• **Exercise details**
Read the data below. Every line holding the string "this" must be copied.
|---|
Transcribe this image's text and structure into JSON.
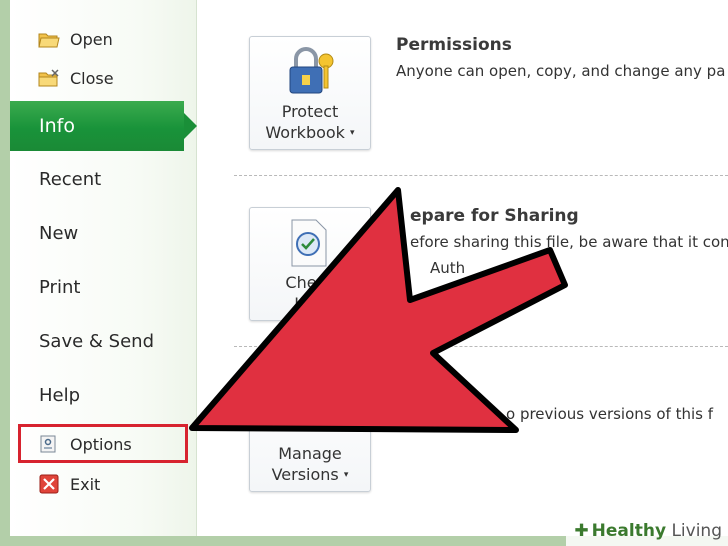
{
  "sidebar": {
    "open_label": "Open",
    "close_label": "Close",
    "info_label": "Info",
    "recent_label": "Recent",
    "new_label": "New",
    "print_label": "Print",
    "save_send_label": "Save & Send",
    "help_label": "Help",
    "options_label": "Options",
    "exit_label": "Exit"
  },
  "main": {
    "permissions": {
      "button_line1": "Protect",
      "button_line2": "Workbook",
      "heading": "Permissions",
      "description": "Anyone can open, copy, and change any pa"
    },
    "sharing": {
      "button_line1": "Check",
      "button_line2": "Issu",
      "heading": "epare for Sharing",
      "description": "efore sharing this file, be aware that it con",
      "sub_item": "Auth"
    },
    "versions": {
      "button_line1": "Manage",
      "button_line2": "Versions",
      "description": "o previous versions of this f"
    }
  },
  "watermark": {
    "brand": "Healthy",
    "brand2": "Living"
  },
  "colors": {
    "info_tab": "#1a8f38",
    "highlight_box": "#d7232f",
    "arrow": "#e03040"
  }
}
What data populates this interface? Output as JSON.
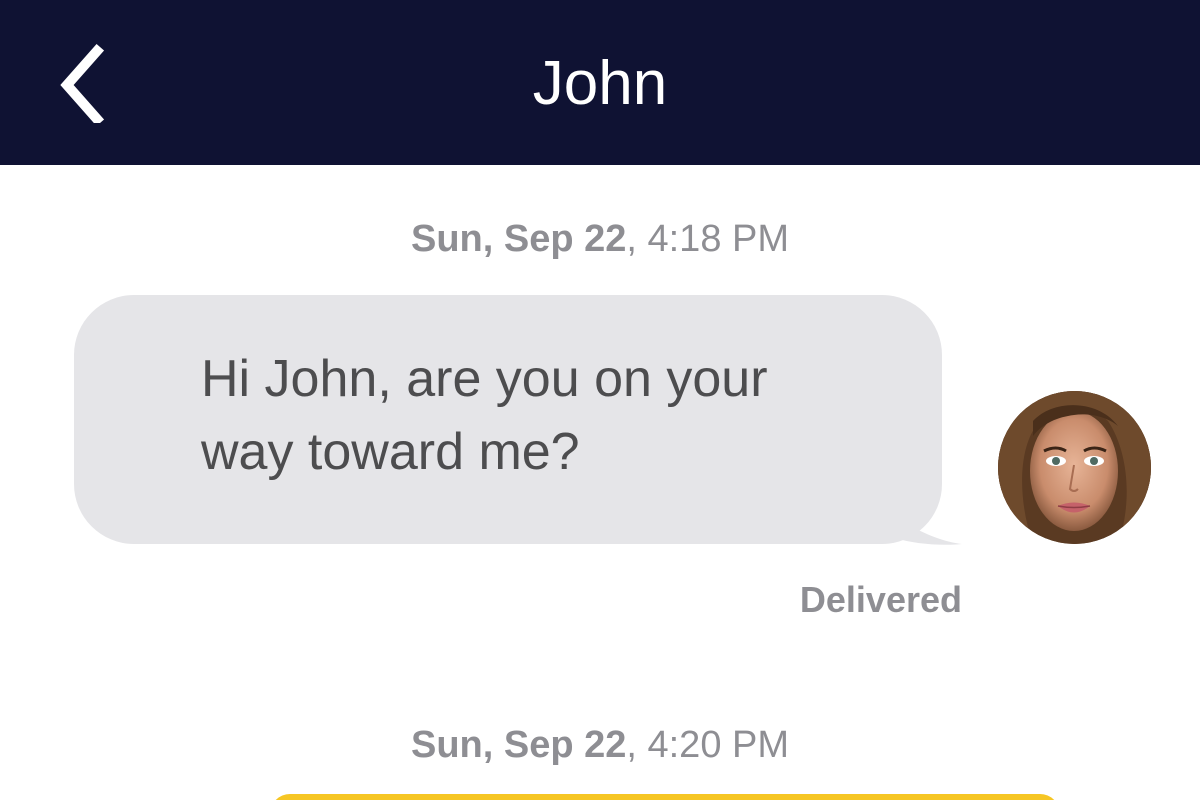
{
  "header": {
    "title": "John",
    "back_icon": "chevron-left-icon",
    "background_color": "#0f1233"
  },
  "messages": [
    {
      "timestamp_date": "Sun, Sep 22",
      "timestamp_time": ", 4:18 PM",
      "text": "Hi John, are you on your way toward me?",
      "status": "Delivered",
      "bubble_color": "#e5e5e8"
    },
    {
      "timestamp_date": "Sun, Sep 22",
      "timestamp_time": ", 4:20 PM",
      "bubble_color": "#f6c624"
    }
  ]
}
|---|
• **Finished task**
Transcribe this image's text and structure into JSON.
      "description": "efore sharing this file, be aware that it con",
      "description": "o previous versions of this f"
What data populates this interface? Output as JSON.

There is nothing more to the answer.